Sashi Turkof, President of the Jewish Austrian University Students, said: “The statements by Herbert Kickl must be understood as a massive danger for us all. The comparison with the Nazi regime and the constant and open trivialization of the Shoah are a conscious tactic and pave the way for the normalization of anti-Semitism and the relativisation of history.”

Only the state can file criminal complaints under this law, which is why the associations have called on Vienna prosecutors to begin an investigation into the comments.

READ ALSO: Vienna Nazi art show seeks to address Austria’s WWII legacy

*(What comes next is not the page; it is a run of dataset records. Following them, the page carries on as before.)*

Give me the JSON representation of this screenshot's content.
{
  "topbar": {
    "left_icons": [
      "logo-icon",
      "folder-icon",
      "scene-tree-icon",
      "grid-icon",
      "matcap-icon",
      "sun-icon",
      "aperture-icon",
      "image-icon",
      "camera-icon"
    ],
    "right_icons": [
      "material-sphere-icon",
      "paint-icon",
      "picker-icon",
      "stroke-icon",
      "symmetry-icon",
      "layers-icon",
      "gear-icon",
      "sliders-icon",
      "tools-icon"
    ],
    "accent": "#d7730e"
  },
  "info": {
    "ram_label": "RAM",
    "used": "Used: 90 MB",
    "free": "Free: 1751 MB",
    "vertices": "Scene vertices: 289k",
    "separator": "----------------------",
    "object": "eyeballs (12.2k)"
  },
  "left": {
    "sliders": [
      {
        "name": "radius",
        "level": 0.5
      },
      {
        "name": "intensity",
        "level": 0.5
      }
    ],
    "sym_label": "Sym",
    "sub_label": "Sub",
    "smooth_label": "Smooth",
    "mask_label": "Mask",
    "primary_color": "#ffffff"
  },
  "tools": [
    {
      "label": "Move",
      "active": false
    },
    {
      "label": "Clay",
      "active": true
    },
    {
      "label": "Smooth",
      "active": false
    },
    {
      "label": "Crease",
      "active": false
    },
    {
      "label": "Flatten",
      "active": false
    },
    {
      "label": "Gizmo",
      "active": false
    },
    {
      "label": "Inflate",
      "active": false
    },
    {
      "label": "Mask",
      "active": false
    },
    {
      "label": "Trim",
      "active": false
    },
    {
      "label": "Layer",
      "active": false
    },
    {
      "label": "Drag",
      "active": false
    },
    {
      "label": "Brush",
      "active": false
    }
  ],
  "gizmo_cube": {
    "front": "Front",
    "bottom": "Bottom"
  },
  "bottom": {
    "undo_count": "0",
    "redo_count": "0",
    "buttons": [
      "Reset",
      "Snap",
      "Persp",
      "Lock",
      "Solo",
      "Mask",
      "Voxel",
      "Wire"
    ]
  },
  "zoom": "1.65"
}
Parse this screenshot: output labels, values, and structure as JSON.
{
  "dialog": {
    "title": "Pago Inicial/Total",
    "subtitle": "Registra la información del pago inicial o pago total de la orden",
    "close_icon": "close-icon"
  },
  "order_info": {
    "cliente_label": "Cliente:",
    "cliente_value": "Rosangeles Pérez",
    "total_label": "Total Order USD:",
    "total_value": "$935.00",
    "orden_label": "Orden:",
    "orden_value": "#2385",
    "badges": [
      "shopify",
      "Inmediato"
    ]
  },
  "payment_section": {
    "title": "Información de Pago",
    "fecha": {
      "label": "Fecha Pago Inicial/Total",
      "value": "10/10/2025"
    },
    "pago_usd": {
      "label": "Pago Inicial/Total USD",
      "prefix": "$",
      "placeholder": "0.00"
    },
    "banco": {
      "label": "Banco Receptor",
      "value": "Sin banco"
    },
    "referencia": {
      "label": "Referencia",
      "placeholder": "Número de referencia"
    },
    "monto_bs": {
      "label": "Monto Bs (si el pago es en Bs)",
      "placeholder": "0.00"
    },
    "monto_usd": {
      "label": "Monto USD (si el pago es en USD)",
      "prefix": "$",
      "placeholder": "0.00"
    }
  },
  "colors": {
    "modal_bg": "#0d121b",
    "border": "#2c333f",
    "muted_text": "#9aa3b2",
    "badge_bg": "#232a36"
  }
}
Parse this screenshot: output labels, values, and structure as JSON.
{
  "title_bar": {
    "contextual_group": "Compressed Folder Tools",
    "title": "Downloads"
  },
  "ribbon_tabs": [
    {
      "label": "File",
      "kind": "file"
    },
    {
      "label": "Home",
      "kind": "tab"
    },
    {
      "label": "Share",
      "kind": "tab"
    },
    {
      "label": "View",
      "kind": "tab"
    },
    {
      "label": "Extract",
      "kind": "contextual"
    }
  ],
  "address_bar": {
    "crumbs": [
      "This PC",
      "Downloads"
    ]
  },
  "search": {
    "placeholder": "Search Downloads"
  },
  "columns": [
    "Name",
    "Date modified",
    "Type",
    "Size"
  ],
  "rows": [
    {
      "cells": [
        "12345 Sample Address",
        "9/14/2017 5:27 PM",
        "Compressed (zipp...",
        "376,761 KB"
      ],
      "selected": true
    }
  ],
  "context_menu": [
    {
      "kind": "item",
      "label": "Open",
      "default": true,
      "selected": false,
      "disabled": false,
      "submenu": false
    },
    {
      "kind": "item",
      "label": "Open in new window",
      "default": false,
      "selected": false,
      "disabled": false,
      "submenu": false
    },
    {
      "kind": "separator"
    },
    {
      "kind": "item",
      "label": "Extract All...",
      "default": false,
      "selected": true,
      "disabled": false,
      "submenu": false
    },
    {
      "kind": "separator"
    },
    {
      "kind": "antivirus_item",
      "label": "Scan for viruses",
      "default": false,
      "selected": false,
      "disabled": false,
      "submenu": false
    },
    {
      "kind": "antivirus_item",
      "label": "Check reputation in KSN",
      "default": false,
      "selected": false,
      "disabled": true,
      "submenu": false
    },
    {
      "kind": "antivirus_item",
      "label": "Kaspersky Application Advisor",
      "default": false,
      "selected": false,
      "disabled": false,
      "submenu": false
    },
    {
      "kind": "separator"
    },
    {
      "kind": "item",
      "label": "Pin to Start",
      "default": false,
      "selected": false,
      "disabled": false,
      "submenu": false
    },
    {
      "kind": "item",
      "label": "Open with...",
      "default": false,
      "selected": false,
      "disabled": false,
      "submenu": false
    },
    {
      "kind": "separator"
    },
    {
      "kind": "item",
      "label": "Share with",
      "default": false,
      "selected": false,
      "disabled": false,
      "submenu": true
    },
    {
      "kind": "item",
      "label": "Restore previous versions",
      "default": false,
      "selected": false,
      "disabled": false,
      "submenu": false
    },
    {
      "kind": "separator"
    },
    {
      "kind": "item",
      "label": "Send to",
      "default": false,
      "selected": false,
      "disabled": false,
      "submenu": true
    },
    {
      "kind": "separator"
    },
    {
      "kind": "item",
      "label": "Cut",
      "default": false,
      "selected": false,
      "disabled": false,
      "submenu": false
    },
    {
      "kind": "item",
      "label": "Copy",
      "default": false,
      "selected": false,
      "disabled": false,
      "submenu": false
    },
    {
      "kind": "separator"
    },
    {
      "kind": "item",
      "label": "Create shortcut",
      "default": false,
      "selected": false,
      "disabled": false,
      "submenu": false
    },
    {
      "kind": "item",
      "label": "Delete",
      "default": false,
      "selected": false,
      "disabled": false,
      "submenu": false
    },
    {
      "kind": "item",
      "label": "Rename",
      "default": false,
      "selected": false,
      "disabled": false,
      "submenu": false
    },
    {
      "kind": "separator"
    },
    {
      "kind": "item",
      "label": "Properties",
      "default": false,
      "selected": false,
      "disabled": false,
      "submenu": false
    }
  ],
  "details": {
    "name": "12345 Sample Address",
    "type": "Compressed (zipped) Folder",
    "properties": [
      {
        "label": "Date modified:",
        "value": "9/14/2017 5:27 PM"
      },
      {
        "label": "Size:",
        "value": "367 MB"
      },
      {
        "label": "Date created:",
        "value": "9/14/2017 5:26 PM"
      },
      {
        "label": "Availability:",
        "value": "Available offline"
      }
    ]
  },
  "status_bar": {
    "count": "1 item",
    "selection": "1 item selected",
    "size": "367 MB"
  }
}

Signs comparing Covid-19 measures to the Holocaust have been shared by protestors at several Covid rallies, including likening Austrian politicians and health officials to Josef Mengele, the Nazi doctor and SS officer who performed deadly and unethical medical experiments on prisoners of the concentration camps. Other protestors have worn yellow stars with the word ungeimpft (not vaccinated), in a nod to the Star of David many Jews were forced to wear during the Nazi era.

Chancellor Karl Nehammer has condemned the anti-Semitic elements of the protests, and warned of extremist groups who he said saw the protests as a “golden opportunity” to exploit tensions.

In a statement given while Interior Minister, Nehammer said these statements “insult the millions of victims of the Nazi dictatorship and their families”.